_WORK TO BE COMPLETED_.
Apart from the images, reproduce all of the data word for word.

START RECORDS PROVIDED

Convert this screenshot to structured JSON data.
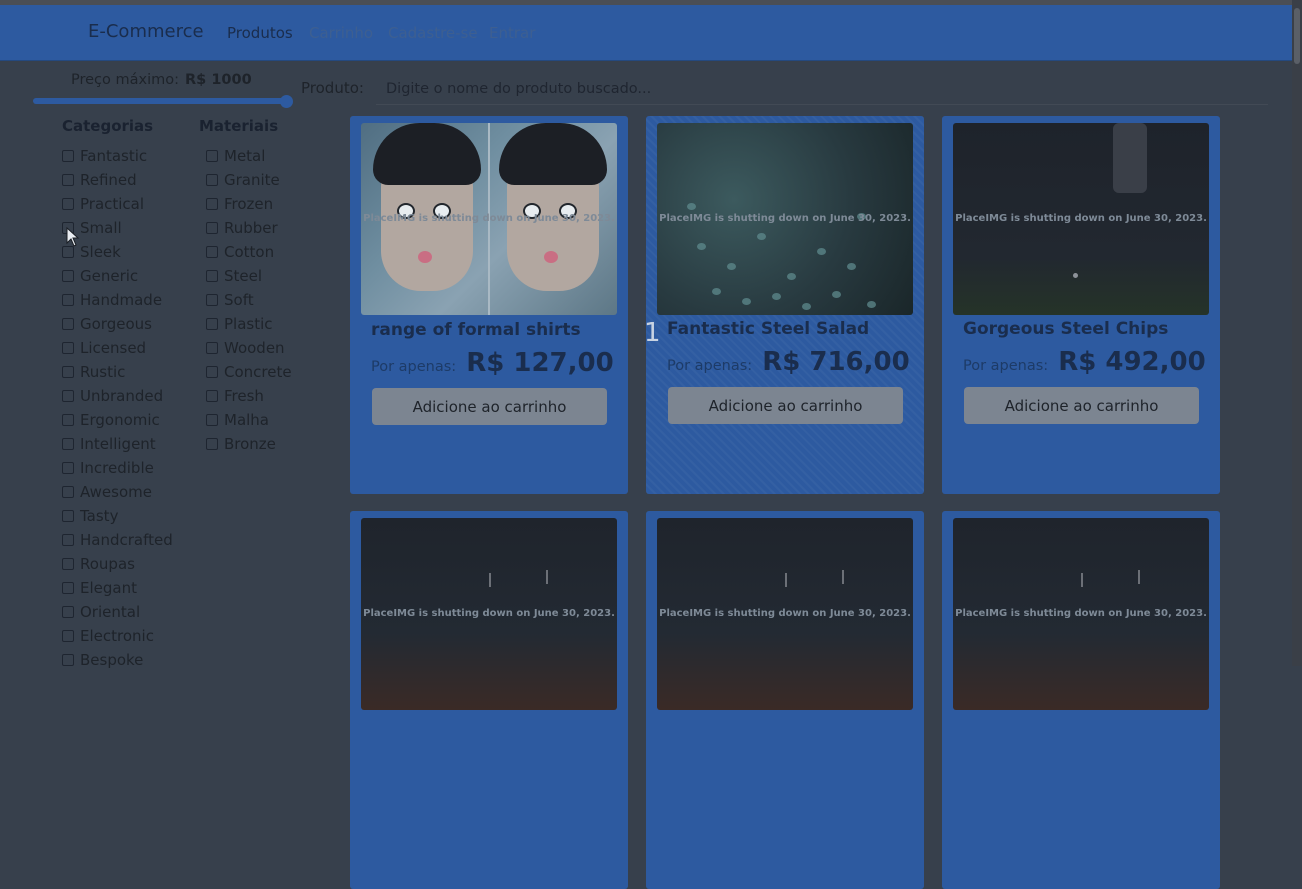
{
  "navbar": {
    "brand": "E-Commerce",
    "links": [
      "Produtos",
      "Carrinho",
      "Cadastre-se",
      "Entrar"
    ]
  },
  "filters": {
    "price_label": "Preço máximo:",
    "price_value": "R$ 1000",
    "price_slider_fraction": 1.0,
    "categories_title": "Categorias",
    "materials_title": "Materiais",
    "categories": [
      "Fantastic",
      "Refined",
      "Practical",
      "Small",
      "Sleek",
      "Generic",
      "Handmade",
      "Gorgeous",
      "Licensed",
      "Rustic",
      "Unbranded",
      "Ergonomic",
      "Intelligent",
      "Incredible",
      "Awesome",
      "Tasty",
      "Handcrafted",
      "Roupas",
      "Elegant",
      "Oriental",
      "Electronic",
      "Bespoke"
    ],
    "materials": [
      "Metal",
      "Granite",
      "Frozen",
      "Rubber",
      "Cotton",
      "Steel",
      "Soft",
      "Plastic",
      "Wooden",
      "Concrete",
      "Fresh",
      "Malha",
      "Bronze"
    ]
  },
  "search": {
    "label": "Produto:",
    "placeholder": "Digite o nome do produto buscado..."
  },
  "products": [
    {
      "name": "range of formal shirts",
      "price_prefix": "Por apenas:",
      "price": "R$ 127,00",
      "button": "Adicione ao carrinho",
      "image_note": "PlaceIMG is shutting down on June 30, 2023."
    },
    {
      "name": "Fantastic Steel Salad",
      "price_prefix": "Por apenas:",
      "price": "R$ 716,00",
      "button": "Adicione ao carrinho",
      "image_note": "PlaceIMG is shutting down on June 30, 2023."
    },
    {
      "name": "Gorgeous Steel Chips",
      "price_prefix": "Por apenas:",
      "price": "R$ 492,00",
      "button": "Adicione ao carrinho",
      "image_note": "PlaceIMG is shutting down on June 30, 2023."
    },
    {
      "image_note": "PlaceIMG is shutting down on June 30, 2023."
    },
    {
      "image_note": "PlaceIMG is shutting down on June 30, 2023."
    },
    {
      "image_note": "PlaceIMG is shutting down on June 30, 2023."
    }
  ],
  "overlay": {
    "floating_number": "1"
  },
  "colors": {
    "navbar": "#2d5aa0",
    "card": "#2d5aa0",
    "background": "#37404c",
    "button": "#7c8591"
  }
}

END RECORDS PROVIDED

_ANSWER FOR THE TASK_.
Convert this screenshot to structured JSON data.
{
  "navbar": {
    "brand": "E-Commerce",
    "links": [
      "Produtos",
      "Carrinho",
      "Cadastre-se",
      "Entrar"
    ]
  },
  "filters": {
    "price_label": "Preço máximo:",
    "price_value": "R$ 1000",
    "price_slider_fraction": 1.0,
    "categories_title": "Categorias",
    "materials_title": "Materiais",
    "categories": [
      "Fantastic",
      "Refined",
      "Practical",
      "Small",
      "Sleek",
      "Generic",
      "Handmade",
      "Gorgeous",
      "Licensed",
      "Rustic",
      "Unbranded",
      "Ergonomic",
      "Intelligent",
      "Incredible",
      "Awesome",
      "Tasty",
      "Handcrafted",
      "Roupas",
      "Elegant",
      "Oriental",
      "Electronic",
      "Bespoke"
    ],
    "materials": [
      "Metal",
      "Granite",
      "Frozen",
      "Rubber",
      "Cotton",
      "Steel",
      "Soft",
      "Plastic",
      "Wooden",
      "Concrete",
      "Fresh",
      "Malha",
      "Bronze"
    ]
  },
  "search": {
    "label": "Produto:",
    "placeholder": "Digite o nome do produto buscado..."
  },
  "products": [
    {
      "name": "range of formal shirts",
      "price_prefix": "Por apenas:",
      "price": "R$ 127,00",
      "button": "Adicione ao carrinho",
      "image_note": "PlaceIMG is shutting down on June 30, 2023."
    },
    {
      "name": "Fantastic Steel Salad",
      "price_prefix": "Por apenas:",
      "price": "R$ 716,00",
      "button": "Adicione ao carrinho",
      "image_note": "PlaceIMG is shutting down on June 30, 2023."
    },
    {
      "name": "Gorgeous Steel Chips",
      "price_prefix": "Por apenas:",
      "price": "R$ 492,00",
      "button": "Adicione ao carrinho",
      "image_note": "PlaceIMG is shutting down on June 30, 2023."
    },
    {
      "image_note": "PlaceIMG is shutting down on June 30, 2023."
    },
    {
      "image_note": "PlaceIMG is shutting down on June 30, 2023."
    },
    {
      "image_note": "PlaceIMG is shutting down on June 30, 2023."
    }
  ],
  "overlay": {
    "floating_number": "1"
  },
  "colors": {
    "navbar": "#2d5aa0",
    "card": "#2d5aa0",
    "background": "#37404c",
    "button": "#7c8591"
  }
}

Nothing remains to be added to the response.